The Empire may be a dictatorship, Last wrote, but it's "a dictatorship people can do business with. They collect taxes and patrol the skies. They try to stop organized crime...The Empire has virtually no effect on the daily life of the average, law-abiding citizen."
Last went on to explain that imperial ruler Darth Sidious/Emperor Palpatine "is a dictator — but a relatively benign one, like Pinochet." Last's column was written tongue-in-cheek — I think. But, in post-Patriot Act America, I hope his ideas stay far, far away from Capitol Hill.
No cultural icon can exist without someone trying to stuff it into a political ideology. The Star Wars saga, the greatest pop culture icon of the last three decades, is no exception. Fan Web sites have buzzed for years over whether Sith patsies Nute Gunray and Lott Dodd symbolize Newt Gingrich and Trent Lott. Palpatine's dissolution of the Senate in favor of imperial rule has been compared to Julius Caesar's marginalization of the Roman Senate, Hitler's power-grab as chancellor, and FDR's court-packing scheme and creation of the imperial presidency.
Creator George Lucas admits that his tale of a republic succumbing to dictatorship is colored by his observations of the Nixon administration and, more recently, the post-9/11 Bush administration. Fear, his Jedi often say, leads to the Dark Side; public fears, Episodes I–III suggest, can lead to the concentration of power in the hands of politicians and the erosion of democracy into authoritarianism.
Some observers of the politics of Star Wars sharply criticize parts of Lucas's tale.
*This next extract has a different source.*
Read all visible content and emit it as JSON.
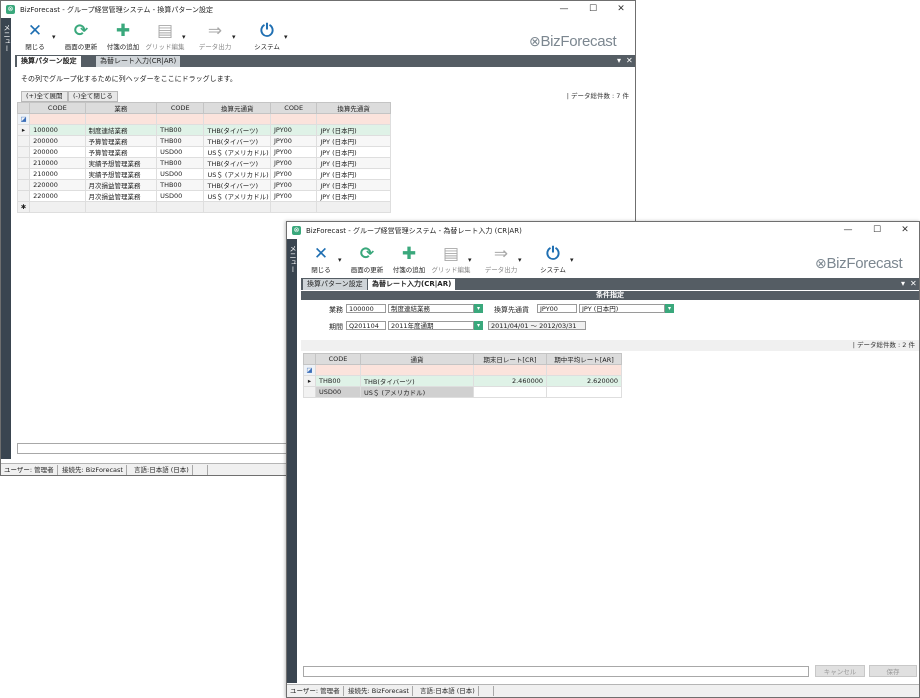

Following the release of "Episode II: Attack of the Clones," the Objectivist Center's Ed Hudgins fired off an op-ed criticizing the film for showing Palpatine and the Sith forming an alliance of convenience with traders (the Trade Federation), bankers (the Banking Clan), unions (the Commerce Guilds), and corporations (the Corporate Alliance).
"That's about as obvious a slap at business as you'll get," Hudgins bristled. "Lucas the liberal sees economic power as a danger, and fails to realize that it is political power, even in the hands of a republican government, that corrupts commerce and society."
But classical liberals can just as easily argue the Force is on the side of free markets and limited government. What characterizes an empire is a central government's expansion of its control over social, political and economic institutions. With due respect to Hudgins, no student of public choice theory can look agreeably on a politician-orchestrated cartelization of unions, investors and firms. Nationalized industries, mercantilism, restricted trade — all are the work of the Galactic Empire of Episodes IV–VI (not to mention many empires in this corner of our galaxy).
And just think about the taxes necessary to keep the Empire functioning, the storm troopers fed and the star destroyers and Death Star flying. In a scene later cut from Episode IV, Rebel pilot Biggs uses the tax angle to encourage Luke to leave his Uncle Owen's farm and join the Alliance: "What good is all your uncle's work if it's taken over by the Empire?" Biggs asks. "It won't be long before your uncle is merely a tenant, slaving for the greater glory of the Empire."
By and large, the rebellion's supporters were ordinary people who wanted self-determination, republican government, and free enterprise in place of the Galactic Empire's oppression, economic controls, and high taxes. They called it the Dark Side for a reason.
Thomas A. Firey is managing editor of the Cato Institute’s Regulation magazine.